After exploring alternative methods for incorporating butter into flour, it’s crucial to determine the right consistency for the mixture. This step is essential for achieving a flaky texture in your baked goods.
Here are three key factors to consider:
Butter and Flour Ratio: The ratio of butter to flour plays a significant role in determining the consistency. For a flaky texture, a higher ratio of butter to flour is preferred. This will create distinct layers in the dough when it bakes.
Cold Butter: It is important to use cold butter when cutting it into the flour. Cold butter creates small pockets of fat within the dough, resulting in a flaky texture.
Pea-sized Butter Pieces: When cutting the butter into the flour, aim for pea-sized pieces. These small chunks of butter will melt during baking and create steam, which lifts the layers of the dough, resulting in a flaky texture.
Troubleshooting Common Issues When Cutting Butter Into Flour

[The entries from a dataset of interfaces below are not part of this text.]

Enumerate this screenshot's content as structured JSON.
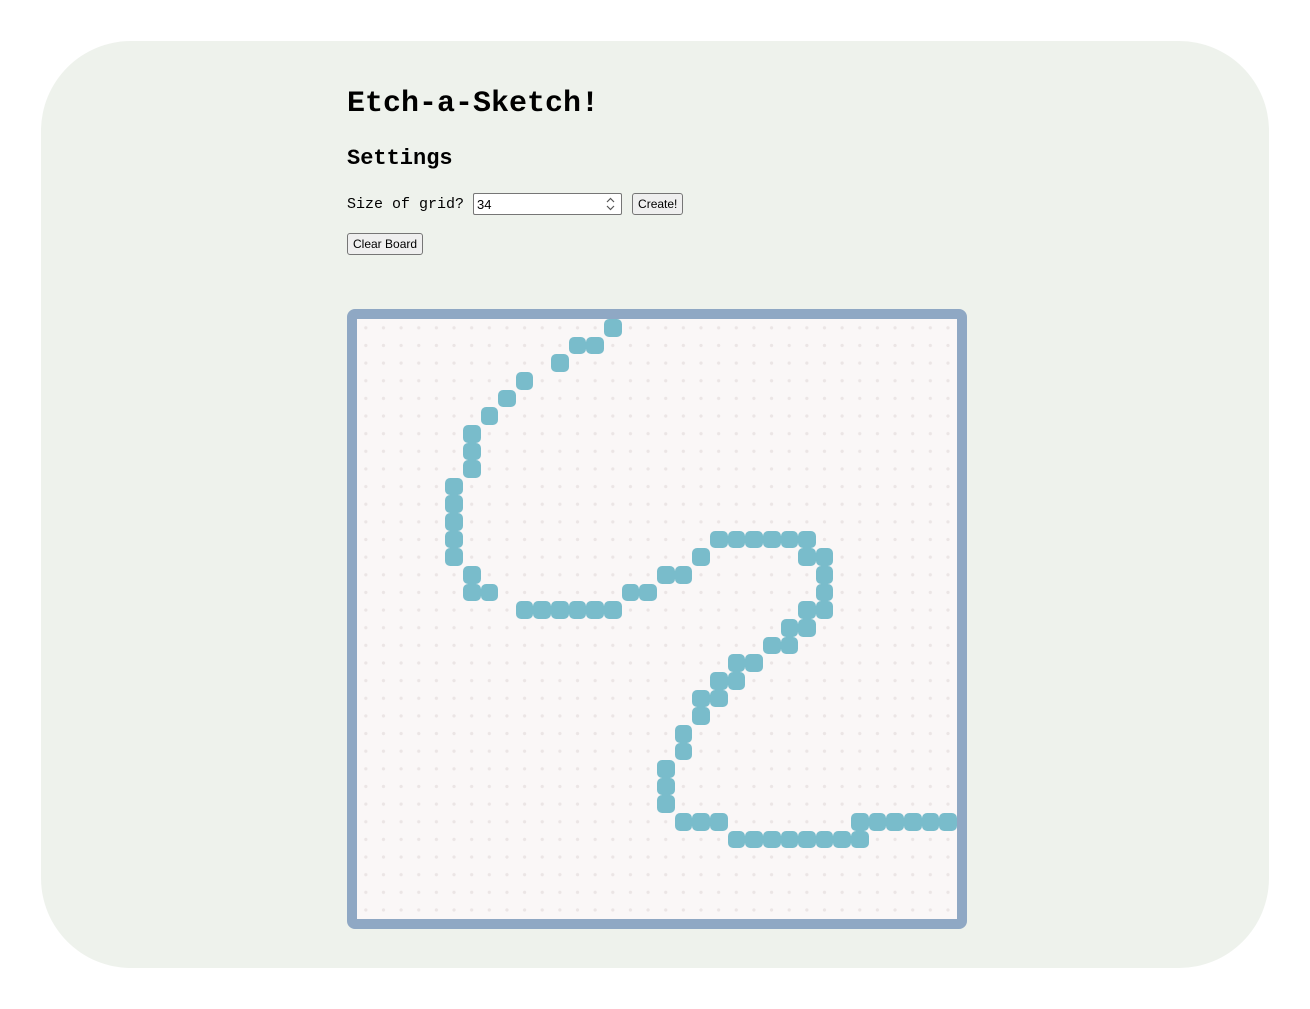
{
  "app": {
    "title": "Etch-a-Sketch!",
    "settings_heading": "Settings"
  },
  "controls": {
    "size_label": "Size of grid?",
    "size_value": "34",
    "create_label": "Create!",
    "clear_label": "Clear Board"
  },
  "board": {
    "grid_size": 34,
    "fill_color": "#79bccb",
    "border_color": "#8fa8c4",
    "background_color": "#faf7f7",
    "painted_cells": [
      [
        14,
        0
      ],
      [
        12,
        1
      ],
      [
        13,
        1
      ],
      [
        11,
        2
      ],
      [
        9,
        3
      ],
      [
        8,
        4
      ],
      [
        7,
        5
      ],
      [
        6,
        6
      ],
      [
        6,
        7
      ],
      [
        6,
        8
      ],
      [
        5,
        9
      ],
      [
        5,
        10
      ],
      [
        5,
        11
      ],
      [
        5,
        12
      ],
      [
        5,
        13
      ],
      [
        6,
        14
      ],
      [
        6,
        15
      ],
      [
        7,
        15
      ],
      [
        9,
        16
      ],
      [
        10,
        16
      ],
      [
        11,
        16
      ],
      [
        12,
        16
      ],
      [
        13,
        16
      ],
      [
        14,
        16
      ],
      [
        15,
        15
      ],
      [
        16,
        15
      ],
      [
        17,
        14
      ],
      [
        18,
        14
      ],
      [
        19,
        13
      ],
      [
        20,
        12
      ],
      [
        21,
        12
      ],
      [
        22,
        12
      ],
      [
        23,
        12
      ],
      [
        24,
        12
      ],
      [
        25,
        12
      ],
      [
        25,
        13
      ],
      [
        26,
        13
      ],
      [
        26,
        14
      ],
      [
        26,
        15
      ],
      [
        25,
        16
      ],
      [
        26,
        16
      ],
      [
        24,
        17
      ],
      [
        25,
        17
      ],
      [
        23,
        18
      ],
      [
        24,
        18
      ],
      [
        21,
        19
      ],
      [
        22,
        19
      ],
      [
        20,
        20
      ],
      [
        21,
        20
      ],
      [
        19,
        21
      ],
      [
        20,
        21
      ],
      [
        19,
        22
      ],
      [
        18,
        23
      ],
      [
        18,
        24
      ],
      [
        17,
        25
      ],
      [
        17,
        26
      ],
      [
        17,
        27
      ],
      [
        18,
        28
      ],
      [
        19,
        28
      ],
      [
        20,
        28
      ],
      [
        21,
        29
      ],
      [
        22,
        29
      ],
      [
        23,
        29
      ],
      [
        24,
        29
      ],
      [
        25,
        29
      ],
      [
        26,
        29
      ],
      [
        27,
        29
      ],
      [
        28,
        29
      ],
      [
        28,
        28
      ],
      [
        29,
        28
      ],
      [
        30,
        28
      ],
      [
        31,
        28
      ],
      [
        32,
        28
      ],
      [
        33,
        28
      ]
    ]
  }
}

When troubleshooting common issues, it’s important to remember that the temperature of the butter can greatly impact the process of incorporating it into the flour. Achieving the desired consistency when cutting butter into flour can be tricky, but with some troubleshooting, it can be easily resolved. Here are some common issues and their solutions:
|Butter is too soft||Chill the butter in the fridge for 15-30 minutes before cutting it into the flour.|

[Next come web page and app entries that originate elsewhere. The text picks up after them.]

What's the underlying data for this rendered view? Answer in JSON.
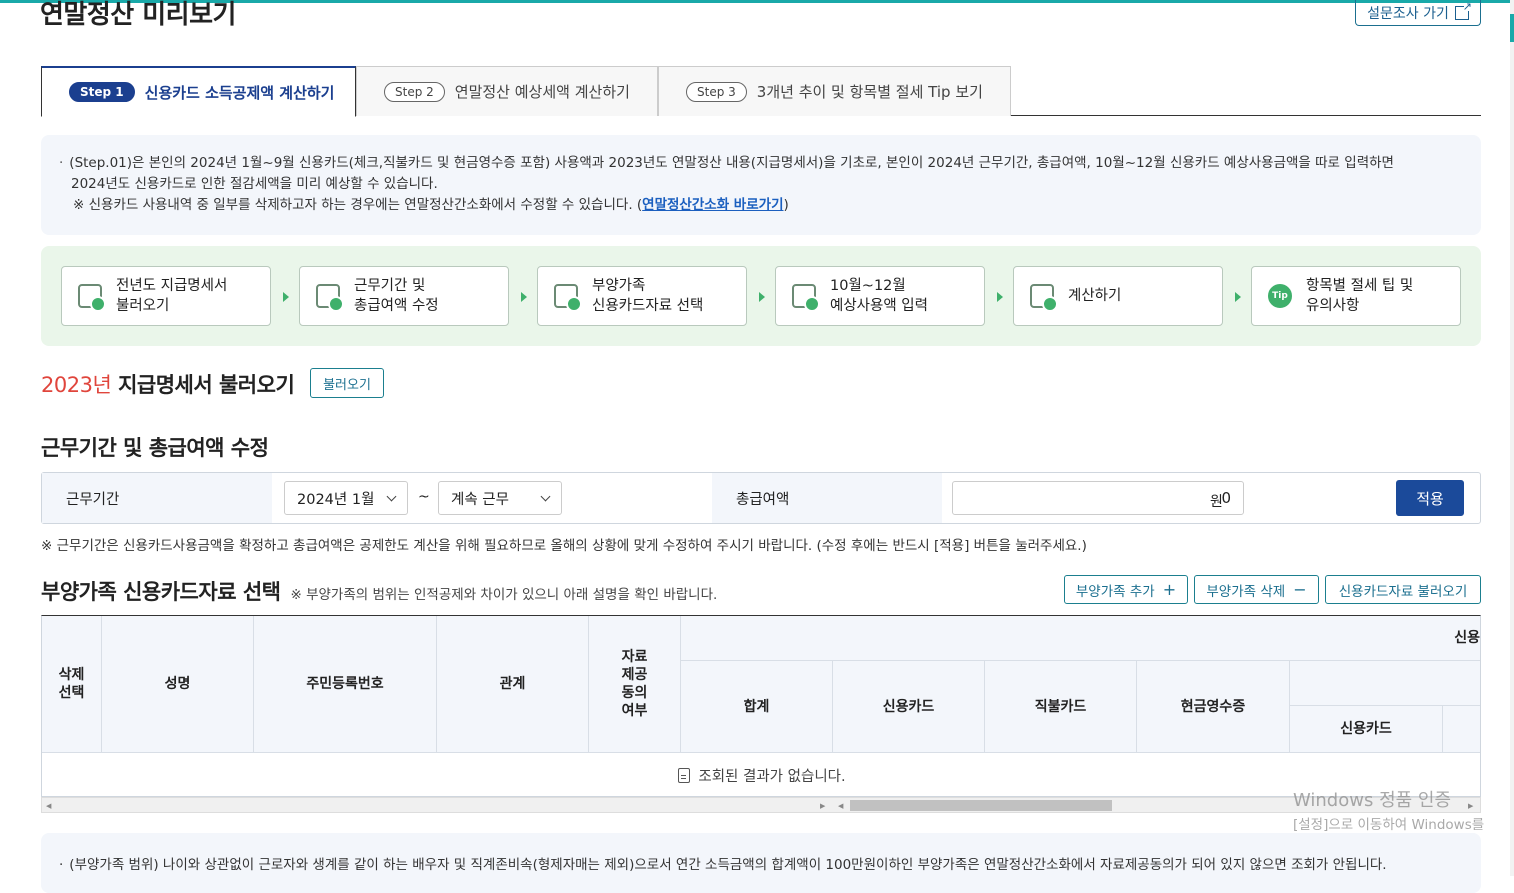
{
  "page_title": "연말정산 미리보기",
  "survey_button": "설문조사 가기",
  "tabs": [
    {
      "step": "Step 1",
      "label": "신용카드 소득공제액 계산하기"
    },
    {
      "step": "Step 2",
      "label": "연말정산 예상세액 계산하기"
    },
    {
      "step": "Step 3",
      "label": "3개년 추이 및 항목별 절세 Tip 보기"
    }
  ],
  "notice": {
    "line1": "(Step.01)은 본인의 2024년 1월~9월 신용카드(체크,직불카드 및 현금영수증 포함) 사용액과 2023년도 연말정산 내용(지급명세서)을 기초로, 본인이 2024년 근무기간, 총급여액, 10월~12월 신용카드 예상사용금액을 따로 입력하면",
    "line2": "2024년도 신용카드로 인한 절감세액을 미리 예상할 수 있습니다.",
    "line3_prefix": "※ 신용카드 사용내역 중 일부를 삭제하고자 하는 경우에는 연말정산간소화에서 수정할 수 있습니다. (",
    "link": "연말정산간소화 바로가기",
    "line3_suffix": ")"
  },
  "step_cards": [
    {
      "line1": "전년도 지급명세서",
      "line2": "불러오기",
      "icon": "document-upload-icon"
    },
    {
      "line1": "근무기간 및",
      "line2": "총급여액 수정",
      "icon": "edit-document-icon"
    },
    {
      "line1": "부양가족",
      "line2": "신용카드자료 선택",
      "icon": "checklist-icon"
    },
    {
      "line1": "10월~12월",
      "line2": "예상사용액 입력",
      "icon": "monitor-input-icon"
    },
    {
      "line1": "계산하기",
      "line2": "",
      "icon": "calculator-icon"
    },
    {
      "line1": "항목별 절세 팁 및",
      "line2": "유의사항",
      "icon": "tip-icon"
    }
  ],
  "section1": {
    "year": "2023년",
    "title": "지급명세서 불러오기",
    "button": "불러오기"
  },
  "section2": {
    "title": "근무기간 및 총급여액 수정",
    "period_label": "근무기간",
    "start_select": "2024년 1월",
    "tilde": "~",
    "end_select": "계속 근무",
    "salary_label": "총급여액",
    "salary_value": "0",
    "unit": "원",
    "apply_button": "적용",
    "note": "※ 근무기간은 신용카드사용금액을 확정하고 총급여액은 공제한도 계산을 위해 필요하므로 올해의 상황에 맞게 수정하여 주시기 바랍니다. (수정 후에는 반드시 [적용] 버튼을 눌러주세요.)"
  },
  "section3": {
    "title": "부양가족 신용카드자료 선택",
    "note": "※ 부양가족의 범위는 인적공제와 차이가 있으니 아래 설명을 확인 바랍니다.",
    "buttons": {
      "add": "부양가족 추가",
      "add_icon": "+",
      "delete": "부양가족 삭제",
      "delete_icon": "−",
      "load": "신용카드자료 불러오기"
    },
    "headers": {
      "delete_select": "삭제 선택",
      "name": "성명",
      "rrn": "주민등록번호",
      "relation": "관계",
      "consent": "자료 제공 동의 여부",
      "group": "신용",
      "total": "합계",
      "credit": "신용카드",
      "debit": "직불카드",
      "cash": "현금영수증",
      "sub_credit": "신용카드"
    },
    "empty_message": "조회된 결과가 없습니다."
  },
  "bottom_notice": "(부양가족 범위) 나이와 상관없이 근로자와 생계를 같이 하는 배우자 및 직계존비속(형제자매는 제외)으로서 연간 소득금액의 합계액이 100만원이하인 부양가족은 연말정산간소화에서 자료제공동의가 되어 있지 않으면 조회가 안됩니다.",
  "watermark": {
    "line1": "Windows 정품 인증",
    "line2": "[설정]으로 이동하여 Windows를"
  },
  "colors": {
    "accent": "#1b4a9a",
    "teal": "#19a9a9",
    "green_bg": "#eaf6ea",
    "red": "#e0453c"
  }
}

|Butter is too hard||Grate the butter using a box grater or cut it into small cubes and let it sit at room temperature for a few minutes before cutting it into the flour.|
|Butter is not evenly distributed||Use a pastry cutter or two knives to cut the butter into the flour until it resembles coarse crumbs.|
|Dough is too dry||Sprinkle a little cold water (1 tablespoon at a time) over the mixture and gently toss with a fork until the dough comes together.|
Frequently Asked Questions
Can I Use a Food Processor Instead of a Pastry Cutter to Cut Butter Into Flour?
Yes, you can use a food processor instead of a pastry cutter to cut butter into flour. It’s a quicker method and can result in a more even distribution. However, be careful not to over-process the mixture.
How Long Can I Store the Butter and Flour Mixture Before Using It in a Recipe?
I can store the butter and flour mixture before using it in a recipe, but it may affect the outcome. Storing can cause the butter to melt or become too soft, resulting in a different texture or consistency in the final dish.
Can I Use Margarine Instead of Butter When Cutting It Into Flour?
Using margarine instead of butter when cutting it into flour can affect the texture and flavor of the final product. Alternative techniques for cutting butter into flour include using a fork or your hands.
Is It Necessary to Chill the Butter Before Cutting It Into Flour?
It’s better to use cold butter when cutting it into flour. Chilling the butter helps create a flaky texture in baked goods. Some alternative methods for cutting butter into flour include using a pastry cutter or two knives.
Can I Use a Stand Mixer Instead of a Hand Mixer When Cutting Butter Into Flour?
Sure, you can use a stand mixer instead of a hand mixer for cutting butter into flour. It’s an alternative method that can save time and effort. Just be sure to use the appropriate attachment and mix on low speed to avoid overmixing.
After following the step-by-step instructions and using the right tools and equipment, cutting butter into flour becomes a breeze.
The importance of this technique cannot be overstated, as it creates the perfect texture for various baked goods.
Just like a symphony conductor skillfully guides each musician to create a harmonious melody, cutting butter into flour is like orchestrating a perfect blend of flavors and textures.
So next time you’re in the kitchen, remember to cut the butter into the flour with precision and finesse, and watch your baked creations come to life.
From sneaky childhood butter licks to penning some of our most popular articles, Jamie’s journey with butter has been lifelong. His culinary background gives him a unique perspective, allowing him to craft mouthwatering articles that educate and tantalize equally. Jamie’s travel adventures revolve around finding the world’s best buttery treats when he isn’t writing.